Insecurity remains the main challenge in Somalia, a Human Rights Council commissioned study has concluded.
The independent report The Independent Expert argues that Somalia has recorded considerable progress in establishing conditions for the enjoyment of human rights with the support of the international community.
“Notwithstanding the significant progress in the security, political and human
rights landscape, many human rights challenges remain. Insecurity remains the main
problem. The Somali people have endured conflict for almost three decades, which
has exacerbated vulnerabilities and eroded social values and institutions. The support
of the international community is crucial to rebuild and consolidate federal and State
institutions, the rule of law, and the justice and security sectors”, read part of the study.
It continued “Although the clan system has positive aspects, it perpetuates discrimination
against women, members of minority clans and internally displaced persons across the
country. It is necessary for the Federal Government to adopt legislation, and
implement that which is already in place, to eliminate sexual and gender-based
violence and human rights abuses against internally displaced persons, members of
minority clans, persons with disabilities and marginalized people. The Federal
Government must ensure the implementation of the human rights obligations
assumed by Somalia, which are also enshrined in the subnational constitutions”.
It added “Inter- and intra-clan conflicts are caused by competition for resources and the
lack of protection afforded to weaker clans. Part of the solution to the intra-clan
conflicts is the establishment of structures and mechanisms for the management and
the utilization of resources, such as land and water.

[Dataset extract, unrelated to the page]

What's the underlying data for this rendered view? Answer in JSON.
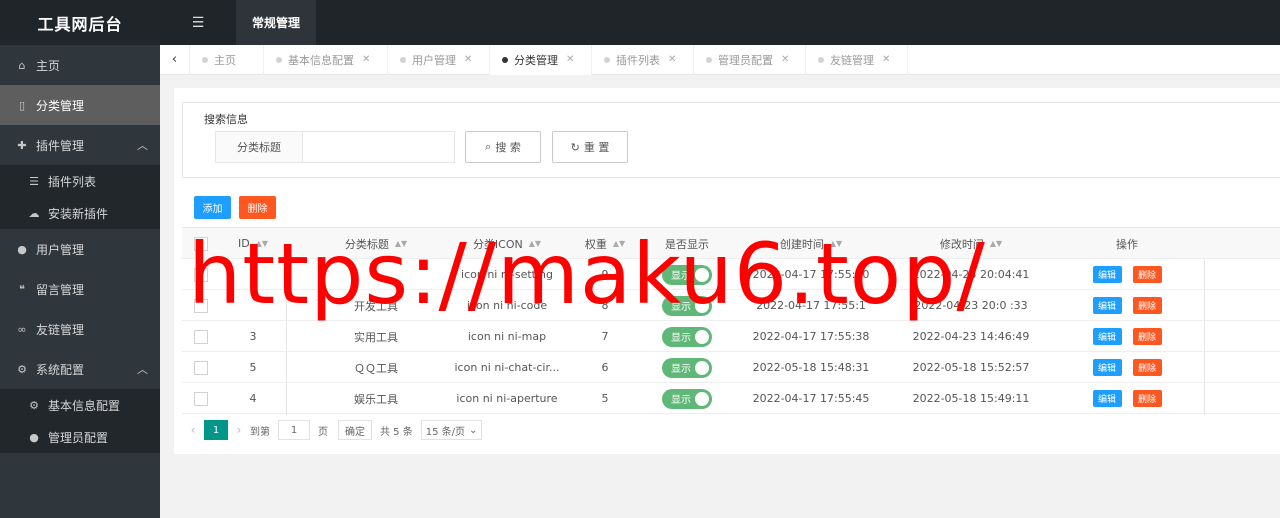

The traditional customary system
(xeer) should be revitalized as part of a reconciliation process to address the root
causes of the conflicts”